An abused daughter-in-law from India. A Japanese housewife. A Prime Minister’s wife. On paper, these characters couldn’t be more different from one another. However, they all share the same wants and desires- to be loved and recognized as equal to men.
Asa Palomera’s Women of Asia explores the subjugation faced by women, deconstructing the myth of the “ideal” Asian wife and mother in the process. At the beginning of the play, images of women from countries such as Thailand, India and Japan are flashed across the screen, celebrating Asian women in all their uniqueness and diversity. Yet the stories we hear after that are far from celebratory.
The play presents 7 sketches told in succession, with inspiration being drawn from real life experiences. Having written and directed the entire show, Palomera proves to be a master of powerful and intricate storytelling. The stories we hear are deeply personal and intimate- one could very well imagine one of the characters being their close friend, sister or mother.
One of the stories that stood out was that of an Indian mother-in-law who describes the abuse she faced as a child. Eventually, she proceeds to mistreat her own daughter-in-law, selling her kidney and one of her eyes in exchange for money. The scene undeniably brings to light the rampant oppression of women in India, where daughters-in-laws are often treated as second-class citizens.
Another poignant tale features a Japanese housewife trapped in a loveless marriage. In a climatic monologue, she recounts how her husband merely viewed her as an object to satisfy his sexual urges. Filled with desperation, she ultimately attempts suicide along with her two young children.
Powerhouse performances by the main cast added further richness and emotional resonance to the play. Despite taking an 8 year hiatus from acting, veteran actresses Koh Chieng Mun is at the top of her game, commanding the audience’s attention confidently and effortlessly in her scenes.
Playing an opera heroine, Koh laments the status of Puccini’s Madame Butterfly as an idealized victim pining for her European lover. Why must be the woman sacrificed herself when she is abandoned? As Koh aptly puts it, an ideal ending would be one where Madame Butterfly drives the sword into her lover’s chest rather than her own. After all, he truly deserves it, doesn’t he?
Special mention must also be given to fresh faces such as Nadia Abdul Rahman, Charis Ng and Benedict Hew. Rahman is especially electrifying in her roles as an Indian daughter-in-law and a Thai prostitute sold into sexual slavery. Possessing a strong stage presence, we look forward to seeing the young actress in future stage productions.

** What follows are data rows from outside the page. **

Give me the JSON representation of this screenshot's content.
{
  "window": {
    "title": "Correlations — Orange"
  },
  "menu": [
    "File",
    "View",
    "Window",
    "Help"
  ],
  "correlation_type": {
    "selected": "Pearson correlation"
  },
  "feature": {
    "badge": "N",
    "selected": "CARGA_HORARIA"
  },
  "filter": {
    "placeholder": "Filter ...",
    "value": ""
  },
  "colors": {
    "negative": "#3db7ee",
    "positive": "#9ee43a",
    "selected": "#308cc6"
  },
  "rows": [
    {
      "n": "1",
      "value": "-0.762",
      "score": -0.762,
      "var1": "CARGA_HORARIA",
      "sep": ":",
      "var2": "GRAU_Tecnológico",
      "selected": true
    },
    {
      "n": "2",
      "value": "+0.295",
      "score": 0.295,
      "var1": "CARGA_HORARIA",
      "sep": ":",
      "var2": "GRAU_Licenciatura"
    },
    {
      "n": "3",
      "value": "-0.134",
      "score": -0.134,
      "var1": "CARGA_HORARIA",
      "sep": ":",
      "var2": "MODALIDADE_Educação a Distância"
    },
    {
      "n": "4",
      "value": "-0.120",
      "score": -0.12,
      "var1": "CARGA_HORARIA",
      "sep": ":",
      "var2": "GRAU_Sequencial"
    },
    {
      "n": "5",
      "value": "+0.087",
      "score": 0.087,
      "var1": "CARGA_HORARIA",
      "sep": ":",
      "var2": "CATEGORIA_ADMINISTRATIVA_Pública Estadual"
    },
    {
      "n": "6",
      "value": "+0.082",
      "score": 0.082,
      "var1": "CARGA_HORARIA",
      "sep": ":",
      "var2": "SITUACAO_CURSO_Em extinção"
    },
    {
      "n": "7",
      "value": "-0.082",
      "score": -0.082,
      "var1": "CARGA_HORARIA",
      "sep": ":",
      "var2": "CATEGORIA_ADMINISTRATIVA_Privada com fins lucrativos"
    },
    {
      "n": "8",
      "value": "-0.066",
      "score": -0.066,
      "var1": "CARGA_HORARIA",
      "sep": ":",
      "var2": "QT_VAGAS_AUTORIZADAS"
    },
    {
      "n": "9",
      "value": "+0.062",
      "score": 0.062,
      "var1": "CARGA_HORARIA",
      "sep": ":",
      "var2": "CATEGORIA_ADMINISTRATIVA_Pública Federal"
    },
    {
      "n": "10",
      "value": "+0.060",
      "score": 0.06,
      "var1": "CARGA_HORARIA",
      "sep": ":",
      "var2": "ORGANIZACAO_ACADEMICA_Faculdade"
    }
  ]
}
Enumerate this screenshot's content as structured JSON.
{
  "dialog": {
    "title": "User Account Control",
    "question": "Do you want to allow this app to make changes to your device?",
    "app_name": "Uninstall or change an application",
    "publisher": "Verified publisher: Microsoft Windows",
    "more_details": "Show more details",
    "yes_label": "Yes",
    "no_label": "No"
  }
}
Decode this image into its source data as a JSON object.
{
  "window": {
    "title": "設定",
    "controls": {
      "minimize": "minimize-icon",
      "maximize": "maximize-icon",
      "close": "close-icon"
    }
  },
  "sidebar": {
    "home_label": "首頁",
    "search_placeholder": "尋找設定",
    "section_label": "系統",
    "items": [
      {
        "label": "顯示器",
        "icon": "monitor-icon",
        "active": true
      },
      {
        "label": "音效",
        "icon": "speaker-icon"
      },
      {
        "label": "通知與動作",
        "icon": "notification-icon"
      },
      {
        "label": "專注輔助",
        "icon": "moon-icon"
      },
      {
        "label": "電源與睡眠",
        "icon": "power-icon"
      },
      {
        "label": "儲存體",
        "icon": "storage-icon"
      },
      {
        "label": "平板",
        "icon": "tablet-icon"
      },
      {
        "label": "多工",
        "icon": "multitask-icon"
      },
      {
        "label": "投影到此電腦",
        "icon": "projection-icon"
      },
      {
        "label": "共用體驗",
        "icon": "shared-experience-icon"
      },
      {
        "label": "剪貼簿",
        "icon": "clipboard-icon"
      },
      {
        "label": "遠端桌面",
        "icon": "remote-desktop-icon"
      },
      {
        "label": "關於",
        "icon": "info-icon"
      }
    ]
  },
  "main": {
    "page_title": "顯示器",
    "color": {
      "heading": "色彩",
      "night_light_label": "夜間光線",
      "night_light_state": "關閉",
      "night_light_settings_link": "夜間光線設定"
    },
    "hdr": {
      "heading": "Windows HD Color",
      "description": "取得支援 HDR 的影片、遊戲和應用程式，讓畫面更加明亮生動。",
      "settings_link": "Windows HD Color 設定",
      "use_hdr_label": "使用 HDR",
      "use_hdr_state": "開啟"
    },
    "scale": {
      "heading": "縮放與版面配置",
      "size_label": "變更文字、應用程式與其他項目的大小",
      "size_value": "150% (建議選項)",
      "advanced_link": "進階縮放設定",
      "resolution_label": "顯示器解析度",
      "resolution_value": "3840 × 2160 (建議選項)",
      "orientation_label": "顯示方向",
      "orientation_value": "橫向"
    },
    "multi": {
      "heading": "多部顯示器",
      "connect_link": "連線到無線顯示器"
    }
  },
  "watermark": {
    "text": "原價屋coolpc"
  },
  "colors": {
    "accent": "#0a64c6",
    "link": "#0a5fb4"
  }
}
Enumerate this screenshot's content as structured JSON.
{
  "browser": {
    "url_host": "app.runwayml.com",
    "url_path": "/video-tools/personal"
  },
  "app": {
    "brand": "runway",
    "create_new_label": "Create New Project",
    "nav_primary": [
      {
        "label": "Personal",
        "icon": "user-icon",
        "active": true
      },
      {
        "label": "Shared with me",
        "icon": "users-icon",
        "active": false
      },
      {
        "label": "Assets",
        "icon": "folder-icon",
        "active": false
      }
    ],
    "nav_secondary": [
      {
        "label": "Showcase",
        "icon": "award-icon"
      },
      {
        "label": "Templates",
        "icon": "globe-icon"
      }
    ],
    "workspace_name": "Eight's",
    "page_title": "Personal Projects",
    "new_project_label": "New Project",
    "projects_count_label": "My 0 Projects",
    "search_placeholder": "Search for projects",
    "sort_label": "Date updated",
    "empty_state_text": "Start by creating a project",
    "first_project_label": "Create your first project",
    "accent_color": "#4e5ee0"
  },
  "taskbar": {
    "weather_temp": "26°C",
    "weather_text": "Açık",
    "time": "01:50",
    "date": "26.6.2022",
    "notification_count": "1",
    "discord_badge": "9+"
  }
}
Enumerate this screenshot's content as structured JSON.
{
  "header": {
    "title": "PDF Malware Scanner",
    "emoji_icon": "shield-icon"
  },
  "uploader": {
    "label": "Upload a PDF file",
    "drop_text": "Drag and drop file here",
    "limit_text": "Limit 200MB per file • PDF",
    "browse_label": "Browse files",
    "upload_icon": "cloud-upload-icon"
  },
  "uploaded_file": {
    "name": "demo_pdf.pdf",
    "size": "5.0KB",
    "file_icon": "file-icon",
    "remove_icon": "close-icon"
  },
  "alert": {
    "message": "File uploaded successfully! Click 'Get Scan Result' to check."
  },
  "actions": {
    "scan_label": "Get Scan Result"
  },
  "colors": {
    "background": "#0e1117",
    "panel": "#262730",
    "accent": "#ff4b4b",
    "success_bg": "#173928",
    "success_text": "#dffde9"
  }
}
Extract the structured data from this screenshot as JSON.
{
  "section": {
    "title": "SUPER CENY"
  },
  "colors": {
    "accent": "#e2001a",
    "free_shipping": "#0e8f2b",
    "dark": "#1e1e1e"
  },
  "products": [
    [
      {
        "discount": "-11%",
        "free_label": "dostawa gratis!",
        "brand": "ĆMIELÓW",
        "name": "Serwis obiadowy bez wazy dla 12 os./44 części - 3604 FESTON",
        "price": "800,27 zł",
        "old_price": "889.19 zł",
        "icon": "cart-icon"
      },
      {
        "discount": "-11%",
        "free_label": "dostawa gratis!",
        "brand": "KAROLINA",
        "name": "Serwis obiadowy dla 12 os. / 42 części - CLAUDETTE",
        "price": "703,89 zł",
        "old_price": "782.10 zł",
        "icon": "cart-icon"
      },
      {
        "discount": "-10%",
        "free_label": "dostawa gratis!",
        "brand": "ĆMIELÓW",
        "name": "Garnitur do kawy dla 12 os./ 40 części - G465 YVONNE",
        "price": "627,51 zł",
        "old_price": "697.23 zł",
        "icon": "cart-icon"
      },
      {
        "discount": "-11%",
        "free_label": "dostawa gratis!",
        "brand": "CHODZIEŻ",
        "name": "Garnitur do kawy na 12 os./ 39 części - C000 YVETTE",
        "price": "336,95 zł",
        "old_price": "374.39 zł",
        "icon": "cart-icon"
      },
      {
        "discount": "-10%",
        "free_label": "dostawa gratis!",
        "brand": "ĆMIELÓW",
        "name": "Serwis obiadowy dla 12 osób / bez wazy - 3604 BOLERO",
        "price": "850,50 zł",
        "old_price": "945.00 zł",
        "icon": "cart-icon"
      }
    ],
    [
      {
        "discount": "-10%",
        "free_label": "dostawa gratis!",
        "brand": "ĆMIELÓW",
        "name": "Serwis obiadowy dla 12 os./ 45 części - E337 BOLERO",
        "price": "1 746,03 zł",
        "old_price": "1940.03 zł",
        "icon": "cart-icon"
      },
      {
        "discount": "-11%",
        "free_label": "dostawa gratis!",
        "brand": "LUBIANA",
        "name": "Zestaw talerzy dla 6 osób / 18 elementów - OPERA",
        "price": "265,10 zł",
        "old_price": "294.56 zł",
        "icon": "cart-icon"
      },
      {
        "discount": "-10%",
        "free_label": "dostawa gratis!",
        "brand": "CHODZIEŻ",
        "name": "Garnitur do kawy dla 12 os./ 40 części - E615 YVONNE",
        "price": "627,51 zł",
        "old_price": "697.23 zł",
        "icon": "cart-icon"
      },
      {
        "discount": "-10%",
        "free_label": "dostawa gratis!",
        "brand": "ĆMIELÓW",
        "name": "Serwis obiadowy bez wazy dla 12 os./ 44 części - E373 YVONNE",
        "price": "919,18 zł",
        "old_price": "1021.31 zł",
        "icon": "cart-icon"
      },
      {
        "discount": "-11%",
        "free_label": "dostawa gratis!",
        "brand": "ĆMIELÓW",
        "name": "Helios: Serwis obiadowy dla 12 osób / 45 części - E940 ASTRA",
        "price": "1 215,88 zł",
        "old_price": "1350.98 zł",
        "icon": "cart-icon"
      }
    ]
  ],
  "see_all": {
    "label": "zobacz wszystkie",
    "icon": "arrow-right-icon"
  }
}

Under Palomera’s sensitive and passionate direction, Women of Asia succeeds in showing how much further we have to go in order to achieve gender equality. By advocating for women who voices have been drowned out in male-dominated societies, the play serves as a symbol of hope and change not only for women in Asia but around the world as well.
Image Credits: GenerAsia